[Extracted material Boundary: Start]

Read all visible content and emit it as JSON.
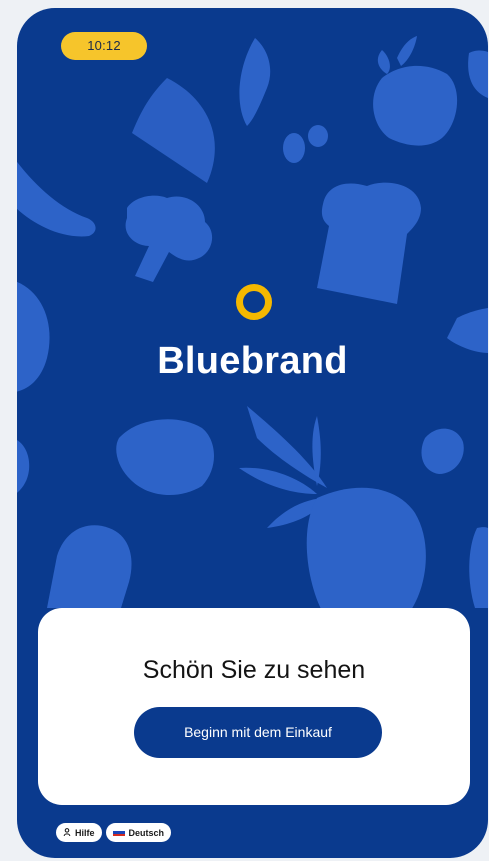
{
  "status_bar": {
    "time": "10:12"
  },
  "brand": {
    "name": "Bluebrand"
  },
  "welcome": {
    "title": "Schön Sie zu sehen",
    "cta_label": "Beginn mit dem Einkauf"
  },
  "footer": {
    "help_label": "Hilfe",
    "language_label": "Deutsch"
  },
  "colors": {
    "background": "#0a3a8e",
    "accent": "#f5b800",
    "illustration": "#2d64c9"
  },
  "icons": {
    "help": "person-icon",
    "language": "flag-icon"
  }
}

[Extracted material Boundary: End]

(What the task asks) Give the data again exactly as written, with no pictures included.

(Task result)
Read all visible content and emit it as JSON.
{
  "status_bar": {
    "time": "10:12"
  },
  "brand": {
    "name": "Bluebrand"
  },
  "welcome": {
    "title": "Schön Sie zu sehen",
    "cta_label": "Beginn mit dem Einkauf"
  },
  "footer": {
    "help_label": "Hilfe",
    "language_label": "Deutsch"
  },
  "colors": {
    "background": "#0a3a8e",
    "accent": "#f5b800",
    "illustration": "#2d64c9"
  },
  "icons": {
    "help": "person-icon",
    "language": "flag-icon"
  }
}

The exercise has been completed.